So, what kind of handbags perform particularly well on listing sites, making it worthwhile to give them a try? Gross is especially positive about hyper-trend-aligned or specialised Y2K-era bags on peer-to-peer marketplaces like eBay or Poshmark, such as Nnoo's blinged-out mesh carrier or Coperni's ovular top-handle.
Enter brick-and-mortar consignment, which takes the hard-won knowledge of web platforms like as Fashionphile and Vestiaire Collective offline and into an actual retail location. While there is something to be said for handing up your pricey luggage for examination in person, be prepared to face some of the same issues that you would online, such as hefty consignment costs and unpredictable deadlines. The usual consignment arrangement places your bag in the store's inventory, and you don't receive any money until they sell it, which might take a long time.
This is not necessarily a negative thing. Heather Hurst, a Washington, D.C.-based artist who goes by the handle @pigmami, prefers in-person consignment stores because they are often easier and more trustworthy than a listing site where you connect directly with your purchasers.
"The turnaround is really quick, and you don't have to do much homework in terms of shooting, writing descriptions, or measuring," Hurst adds. "All of that takes time and, I believe, is a barrier to selling old items for many individuals.
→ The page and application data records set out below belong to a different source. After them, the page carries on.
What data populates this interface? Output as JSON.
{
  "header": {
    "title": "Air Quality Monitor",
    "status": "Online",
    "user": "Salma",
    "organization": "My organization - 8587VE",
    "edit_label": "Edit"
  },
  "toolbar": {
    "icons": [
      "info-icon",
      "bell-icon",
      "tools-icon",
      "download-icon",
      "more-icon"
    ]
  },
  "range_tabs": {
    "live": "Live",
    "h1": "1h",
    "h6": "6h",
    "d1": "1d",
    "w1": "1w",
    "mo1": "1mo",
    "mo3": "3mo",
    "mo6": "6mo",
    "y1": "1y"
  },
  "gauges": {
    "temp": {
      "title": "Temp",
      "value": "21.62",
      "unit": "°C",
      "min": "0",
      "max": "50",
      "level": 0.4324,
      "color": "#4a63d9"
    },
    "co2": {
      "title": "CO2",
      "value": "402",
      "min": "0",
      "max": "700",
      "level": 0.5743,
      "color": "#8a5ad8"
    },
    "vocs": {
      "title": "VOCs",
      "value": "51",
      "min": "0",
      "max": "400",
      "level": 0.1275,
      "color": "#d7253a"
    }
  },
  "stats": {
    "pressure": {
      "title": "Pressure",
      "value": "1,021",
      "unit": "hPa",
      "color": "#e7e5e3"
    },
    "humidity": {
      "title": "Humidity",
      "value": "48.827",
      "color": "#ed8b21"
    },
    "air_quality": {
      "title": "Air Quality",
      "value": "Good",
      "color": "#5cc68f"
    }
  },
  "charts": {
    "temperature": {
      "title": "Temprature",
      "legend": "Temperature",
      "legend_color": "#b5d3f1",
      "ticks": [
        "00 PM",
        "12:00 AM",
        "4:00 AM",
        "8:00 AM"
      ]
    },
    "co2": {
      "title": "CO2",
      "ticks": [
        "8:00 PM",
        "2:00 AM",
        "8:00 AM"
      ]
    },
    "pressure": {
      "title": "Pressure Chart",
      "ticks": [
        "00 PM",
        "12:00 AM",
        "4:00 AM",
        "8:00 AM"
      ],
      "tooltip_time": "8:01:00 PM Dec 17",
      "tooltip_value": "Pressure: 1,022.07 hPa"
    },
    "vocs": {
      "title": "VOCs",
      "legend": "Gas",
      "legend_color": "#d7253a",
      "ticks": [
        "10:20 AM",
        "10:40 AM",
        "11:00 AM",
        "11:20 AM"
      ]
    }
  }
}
People on these platforms have a lot of opportunities to lowball you or not pay you, and these are concerns that the shop would manage for you."
In-person consignment and resale are thriving in New York City, if only because space limits force inhabitants to clear out their wardrobes. Buyers and sellers are treated appropriately luxe at ultra-luxury retailers such as What Goes Around Comes Around, Designer Revival, and Encore (which has been open since 1954 and boasts customers such as Jacqueline Kennedy Onassis), as they hand-off their Chanel flap bag or browse the five- or even six-digit Hermès. (For example, the Himalaya Birkin 35 may cost literally millions of dollars.)
"If I'm going to spend $30,000 on a bag, I want to walk into the store," Celesta says. "I'd want to check at the specifics. I'm looking to see if there's something that catches my eye that you don't often see online."
If you're seeking to sell a handbag at a professional auction, especially one with a real auction block, I'm curious why you're reading this instead of sunning on a yacht in Sardinia or somewhere else. "Auction houses frequently charge the greatest fees, and you're usually looking at a consignment system," explains Gross. "I would use this option just if you are selling a collection of exceptionally rare and valuable goods. Otherwise, you risk incurring exorbitant fees and, in some situations, having to wait until your item fits into an auction on their calendar."
Get Out There, And Keep Your Eyes Peeled For The Next Big Thing!
You've done your research, outlined your objectives, and found the finest venue to help you reach them. According to our estimation, you're ready to sell. However, because the luxury resale market is changing so rapidly (it is anticipated to grow by 42% between 2021 and 2025), you may want to change your methods in a few years. One trend Hurst is keeping an eye on is social selling, in which people use their digital followings, no matter how large, to sell products directly.
"I've even sold some designer stuff on Instagram," Hurst adds. "People have come to trust me after seeing my purchasing habits and understanding where I shop. They are aware of who they are purchasing from." Whatever technique is used, and regardless of how much blood, sweat, tears, or commission fees are used, sellers can rest certain that there will always be someone on the other end of the transaction who will fall in love with their handbag all over again.